Work instructions: Without any images, write the data out exactly as it appears.

[Records supplied — start]

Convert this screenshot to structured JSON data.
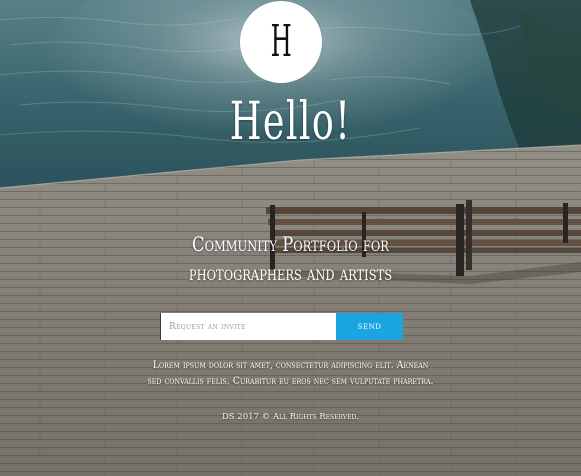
{
  "logo": {
    "letter": "H"
  },
  "hero": {
    "heading": "Hello!",
    "tagline_line1": "Community Portfolio for",
    "tagline_line2": "photographers and artists"
  },
  "invite_form": {
    "placeholder": "Request an invite",
    "send_label": "send"
  },
  "description": "Lorem ipsum dolor sit amet, consectetur adipiscing elit. Aenean sed convallis felis. Curabitur eu eros nec sem vulputate pharetra.",
  "footer": {
    "copyright": "DS 2017 © All Rights Reserved."
  },
  "colors": {
    "accent": "#1aa5e0",
    "text": "#ffffff",
    "water": "#3f6e78",
    "deck": "#8a857c"
  },
  "icons": {
    "logo_mark": "letter-h-logo"
  }
}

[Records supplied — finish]

Problem solution:
Convert this screenshot to structured JSON data.
{
  "logo": {
    "letter": "H"
  },
  "hero": {
    "heading": "Hello!",
    "tagline_line1": "Community Portfolio for",
    "tagline_line2": "photographers and artists"
  },
  "invite_form": {
    "placeholder": "Request an invite",
    "send_label": "send"
  },
  "description": "Lorem ipsum dolor sit amet, consectetur adipiscing elit. Aenean sed convallis felis. Curabitur eu eros nec sem vulputate pharetra.",
  "footer": {
    "copyright": "DS 2017 © All Rights Reserved."
  },
  "colors": {
    "accent": "#1aa5e0",
    "text": "#ffffff",
    "water": "#3f6e78",
    "deck": "#8a857c"
  },
  "icons": {
    "logo_mark": "letter-h-logo"
  }
}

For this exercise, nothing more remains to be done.